START Given records

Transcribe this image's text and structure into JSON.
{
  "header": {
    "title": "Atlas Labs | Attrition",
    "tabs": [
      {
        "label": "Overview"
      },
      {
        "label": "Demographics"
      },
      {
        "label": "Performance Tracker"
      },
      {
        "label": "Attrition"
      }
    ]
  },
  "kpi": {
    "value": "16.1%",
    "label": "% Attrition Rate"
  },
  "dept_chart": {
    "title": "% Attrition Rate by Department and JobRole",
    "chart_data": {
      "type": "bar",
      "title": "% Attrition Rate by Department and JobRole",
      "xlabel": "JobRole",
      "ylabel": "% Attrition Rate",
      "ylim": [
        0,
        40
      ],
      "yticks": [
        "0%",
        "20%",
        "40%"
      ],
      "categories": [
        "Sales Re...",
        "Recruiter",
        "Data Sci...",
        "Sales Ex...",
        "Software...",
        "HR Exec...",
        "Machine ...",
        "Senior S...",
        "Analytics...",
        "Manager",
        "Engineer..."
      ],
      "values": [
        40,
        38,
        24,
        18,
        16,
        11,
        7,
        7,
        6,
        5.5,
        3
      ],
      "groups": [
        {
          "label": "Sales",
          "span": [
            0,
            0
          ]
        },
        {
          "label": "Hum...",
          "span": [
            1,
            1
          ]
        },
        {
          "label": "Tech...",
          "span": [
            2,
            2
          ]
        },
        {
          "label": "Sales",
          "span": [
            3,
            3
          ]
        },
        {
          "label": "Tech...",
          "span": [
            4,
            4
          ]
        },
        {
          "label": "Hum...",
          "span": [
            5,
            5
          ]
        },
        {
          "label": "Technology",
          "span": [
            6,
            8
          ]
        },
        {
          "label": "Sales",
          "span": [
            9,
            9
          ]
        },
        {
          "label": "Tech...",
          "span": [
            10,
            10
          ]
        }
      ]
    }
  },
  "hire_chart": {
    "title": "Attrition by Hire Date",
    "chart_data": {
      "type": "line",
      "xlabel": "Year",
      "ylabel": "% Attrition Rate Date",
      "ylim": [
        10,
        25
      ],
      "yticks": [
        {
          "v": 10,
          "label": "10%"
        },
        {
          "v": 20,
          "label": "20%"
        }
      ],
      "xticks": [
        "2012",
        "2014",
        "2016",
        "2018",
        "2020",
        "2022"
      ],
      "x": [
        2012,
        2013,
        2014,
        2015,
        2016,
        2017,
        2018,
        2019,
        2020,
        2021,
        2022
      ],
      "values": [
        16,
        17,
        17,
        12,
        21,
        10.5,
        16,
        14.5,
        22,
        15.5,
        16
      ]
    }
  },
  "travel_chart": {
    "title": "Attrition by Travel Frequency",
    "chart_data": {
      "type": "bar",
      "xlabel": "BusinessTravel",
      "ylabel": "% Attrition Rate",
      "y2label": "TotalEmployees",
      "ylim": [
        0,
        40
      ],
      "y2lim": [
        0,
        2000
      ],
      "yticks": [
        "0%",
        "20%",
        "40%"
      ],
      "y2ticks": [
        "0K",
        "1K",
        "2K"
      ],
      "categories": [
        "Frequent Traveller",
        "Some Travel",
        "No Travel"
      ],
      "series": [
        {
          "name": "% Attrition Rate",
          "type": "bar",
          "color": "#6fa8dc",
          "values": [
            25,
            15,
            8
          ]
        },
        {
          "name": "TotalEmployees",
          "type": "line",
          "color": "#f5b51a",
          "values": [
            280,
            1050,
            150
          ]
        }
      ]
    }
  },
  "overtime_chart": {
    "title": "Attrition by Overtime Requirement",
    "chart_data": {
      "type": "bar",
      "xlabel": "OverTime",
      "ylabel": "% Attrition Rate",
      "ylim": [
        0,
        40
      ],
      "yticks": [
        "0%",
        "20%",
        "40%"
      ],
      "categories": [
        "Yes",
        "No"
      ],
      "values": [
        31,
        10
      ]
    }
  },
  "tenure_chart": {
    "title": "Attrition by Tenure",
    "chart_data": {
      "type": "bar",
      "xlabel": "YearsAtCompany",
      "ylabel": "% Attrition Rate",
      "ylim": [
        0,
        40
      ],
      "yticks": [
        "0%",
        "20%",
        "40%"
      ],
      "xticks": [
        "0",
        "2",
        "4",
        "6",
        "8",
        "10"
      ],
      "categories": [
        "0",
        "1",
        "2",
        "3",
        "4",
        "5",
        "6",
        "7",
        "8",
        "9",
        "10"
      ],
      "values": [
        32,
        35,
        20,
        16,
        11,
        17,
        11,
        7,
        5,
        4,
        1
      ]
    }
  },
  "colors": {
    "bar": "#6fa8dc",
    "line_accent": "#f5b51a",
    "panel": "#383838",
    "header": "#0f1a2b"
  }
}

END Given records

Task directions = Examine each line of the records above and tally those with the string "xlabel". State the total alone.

Answer to the problem = 5